*** DATA FOR THE TASK ***

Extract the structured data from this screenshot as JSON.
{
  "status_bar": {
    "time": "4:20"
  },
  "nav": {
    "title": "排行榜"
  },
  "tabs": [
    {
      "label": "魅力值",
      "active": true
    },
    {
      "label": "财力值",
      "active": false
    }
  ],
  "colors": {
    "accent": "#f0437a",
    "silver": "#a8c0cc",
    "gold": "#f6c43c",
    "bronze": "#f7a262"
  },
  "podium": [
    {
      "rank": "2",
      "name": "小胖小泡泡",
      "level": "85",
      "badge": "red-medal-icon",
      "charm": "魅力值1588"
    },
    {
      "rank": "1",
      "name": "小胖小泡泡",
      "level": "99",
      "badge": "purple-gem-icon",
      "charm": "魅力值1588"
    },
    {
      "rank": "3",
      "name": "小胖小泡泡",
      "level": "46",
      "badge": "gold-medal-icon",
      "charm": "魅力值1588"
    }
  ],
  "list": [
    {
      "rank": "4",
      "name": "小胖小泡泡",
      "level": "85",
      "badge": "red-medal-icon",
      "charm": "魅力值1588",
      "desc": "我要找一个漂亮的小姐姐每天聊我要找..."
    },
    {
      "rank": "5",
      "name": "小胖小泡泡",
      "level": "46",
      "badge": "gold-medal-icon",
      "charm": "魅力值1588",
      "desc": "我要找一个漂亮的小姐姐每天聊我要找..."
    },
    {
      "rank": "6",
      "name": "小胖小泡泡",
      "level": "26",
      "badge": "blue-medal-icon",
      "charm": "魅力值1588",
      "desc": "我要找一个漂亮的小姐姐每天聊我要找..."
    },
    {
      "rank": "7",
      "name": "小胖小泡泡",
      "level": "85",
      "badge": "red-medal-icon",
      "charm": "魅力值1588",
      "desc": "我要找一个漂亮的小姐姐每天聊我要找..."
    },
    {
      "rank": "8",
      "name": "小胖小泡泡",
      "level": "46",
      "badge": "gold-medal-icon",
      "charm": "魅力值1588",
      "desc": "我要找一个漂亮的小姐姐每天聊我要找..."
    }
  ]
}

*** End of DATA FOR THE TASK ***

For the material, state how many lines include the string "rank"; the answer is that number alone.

EXERCISE OUTPUT: 8